“We’ve given quite a long time for getting organized, about 10 years, for separating and treating organic waste. Local authorities very much wanted to get in on the process and we had to reject some requests,” Shohat said, adding that the project would be started in major population centers.

Naama Ashur, head of the waste department the Environmental Protection Ministry, said she understands the concerns of the local authorities, but adds:

“They will really have to undergo a change, and instead of depending on one contractor for all garbage removal, they will have to separate it. But that will require them to streamline and in the end it might not cost more. One thing is for sure − we can’t remain where we are today.”


Cabinet supports ‘e-waste’ bill – Jerusalem Post

By SHARON UDASIN 02/20/2012 04:09
Legislation will require retailers to accept old electronics devices, recycle used batteries.
batteries must be properly disposed of By Illustrative photo/Recycling Supply
The cabinet on Sunday approved government support for a bill proposed by the Environmental Protection Ministry that would require producers of electronics and batteries to finance their eventual disposal and waste treatment.

The “e-waste” bill was initiated by Adam Teva V’Din – Israel Union for Environmental Defense, and has been promoted by both the Environmental Protection Ministry and MK Nitzan Horowitz (Meretz).

By placing responsibility for proper disposal of the electronic goods on their manufacturers, the government can reduce both health and environmental hazards, the Environment Ministry said.
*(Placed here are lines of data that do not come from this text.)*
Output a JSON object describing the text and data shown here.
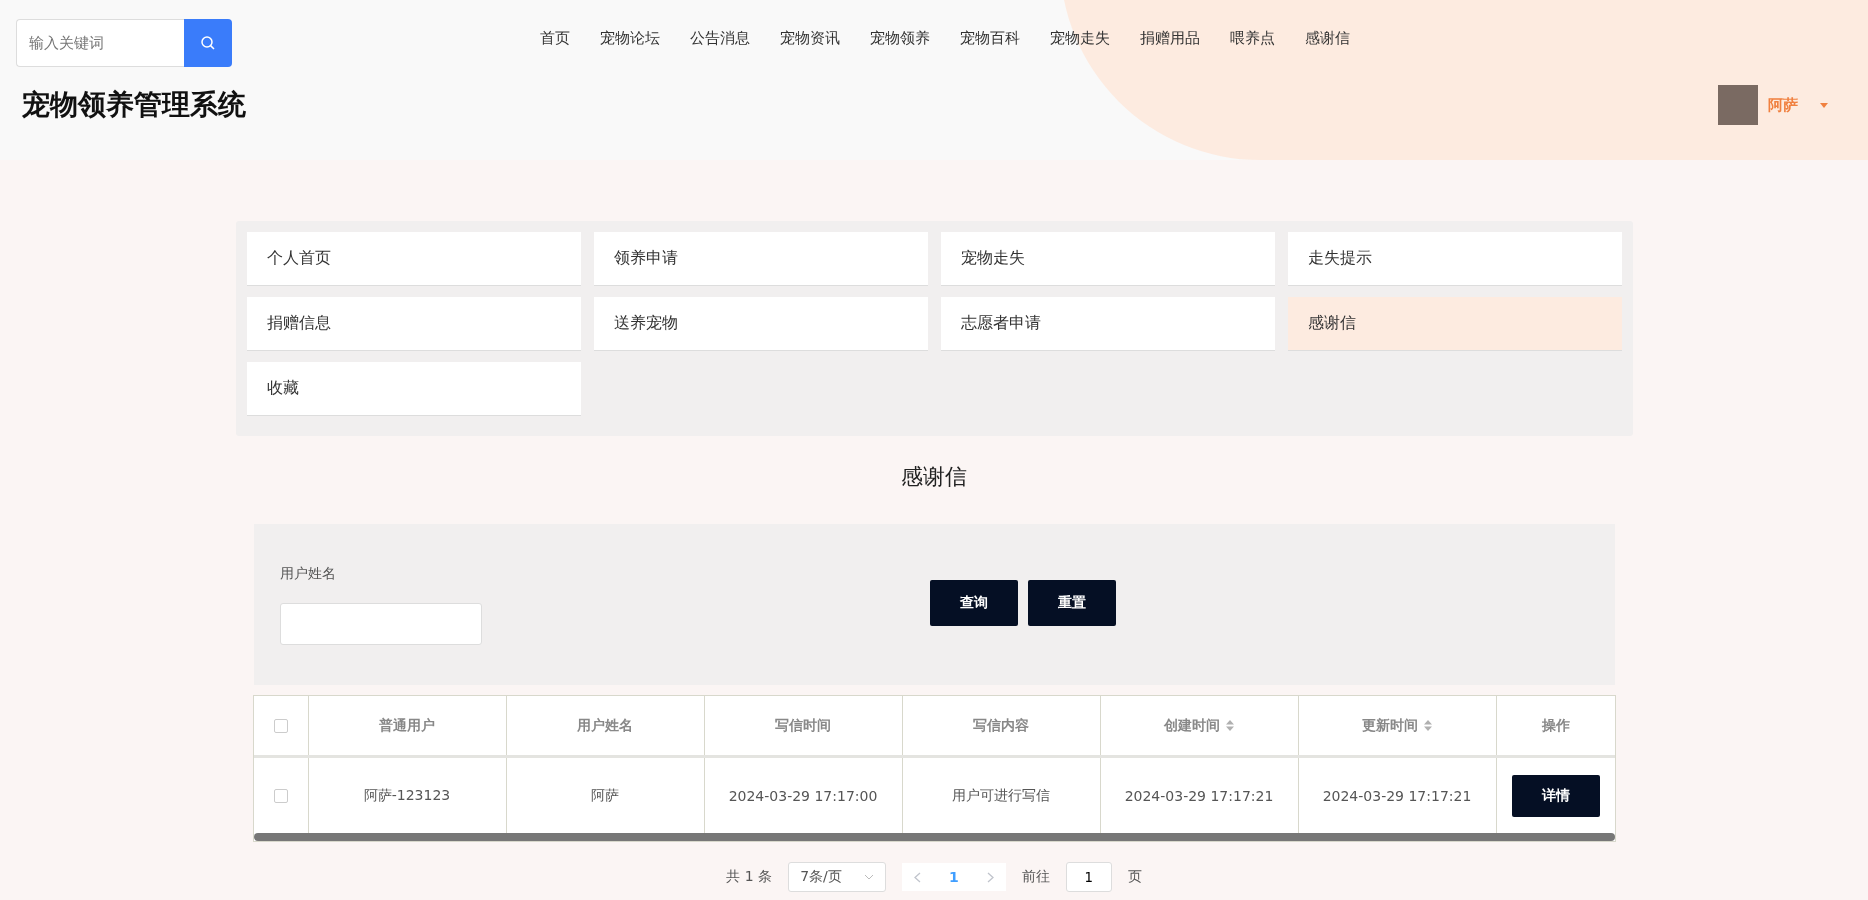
{
  "search": {
    "placeholder": "输入关键词"
  },
  "nav": [
    "首页",
    "宠物论坛",
    "公告消息",
    "宠物资讯",
    "宠物领养",
    "宠物百科",
    "宠物走失",
    "捐赠用品",
    "喂养点",
    "感谢信"
  ],
  "site_title": "宠物领养管理系统",
  "user": {
    "name": "阿萨"
  },
  "menu": [
    {
      "label": "个人首页",
      "selected": false
    },
    {
      "label": "领养申请",
      "selected": false
    },
    {
      "label": "宠物走失",
      "selected": false
    },
    {
      "label": "走失提示",
      "selected": false
    },
    {
      "label": "捐赠信息",
      "selected": false
    },
    {
      "label": "送养宠物",
      "selected": false
    },
    {
      "label": "志愿者申请",
      "selected": false
    },
    {
      "label": "感谢信",
      "selected": true
    },
    {
      "label": "收藏",
      "selected": false
    }
  ],
  "page_title": "感谢信",
  "filter": {
    "label": "用户姓名",
    "buttons": [
      "查询",
      "重置"
    ]
  },
  "table": {
    "select_all_checked": false,
    "columns": [
      {
        "label": "普通用户",
        "sortable": false
      },
      {
        "label": "用户姓名",
        "sortable": false
      },
      {
        "label": "写信时间",
        "sortable": false
      },
      {
        "label": "写信内容",
        "sortable": false
      },
      {
        "label": "创建时间",
        "sortable": true
      },
      {
        "label": "更新时间",
        "sortable": true
      },
      {
        "label": "操作",
        "sortable": false
      }
    ],
    "rows": [
      {
        "checked": false,
        "cells": [
          "阿萨-123123",
          "阿萨",
          "2024-03-29 17:17:00",
          "用户可进行写信",
          "2024-03-29 17:17:21",
          "2024-03-29 17:17:21"
        ],
        "action": "详情"
      }
    ]
  },
  "pagination": {
    "total": "共 1 条",
    "page_size": "7条/页",
    "pages": [
      {
        "label": "1",
        "selected": true
      }
    ],
    "goto_label": "前往",
    "goto_value": "1",
    "goto_suffix": "页"
  }
}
If approved by the Knesset, the bill would require that manufacturers and importers of electric goods recycle 50 percent of the total weight of electronic equipment they sell annually, and that manufacturers and importers of batteries recycle 25 to 35%, depending on the type of battery sold.

Businesses that sell electronics would be required to accept old devices without additional payment when a consumer is buying a new device of the same kind, and stores that sell batteries would be required to have battery disposal bins.

By 2020, sending electronic equipment that has not been recycled or reused to landfills would be illegal, according to the bill.

“In modern times there is a huge increase in the replacement purchasing of electronic products,” Environmental Protection Minister Gilad Erdan said. “Televisions, refrigerators or computers are discarded, hurting our health and environment.

The bill will regulate for the first time the treatment mechanisms for waste generated by electronics and will require manufacturers and importers of products to finance these treatment mechanisms.”

The bill would also encourage the reuse of electronic equipment and is another step by the ministry’s to deal with solid waste, which of late have included implementing a Packaging Law and arranging separation of waste at source in private homes, according to the ministry. Every year, billions of electrical products are manufactured and only a small minority are recycled and refurbished, the ministry reported.

In 2010, the ministry estimated that the annual electronic waste in Israel weighed about 85,000 tons.

Adam Teva V’Din executive director Amit Bracha praised Erdan and Horowitz for getting the legislation off the ground.

“This is the launch of a dramatic bill that is part of the recycling revolution promoted by Minister Erdan, which will transform the environmental nuisance of piles of electronic waste into an economic resource, strengthen the recycling industry and provide employment opportunities,” Bracha said.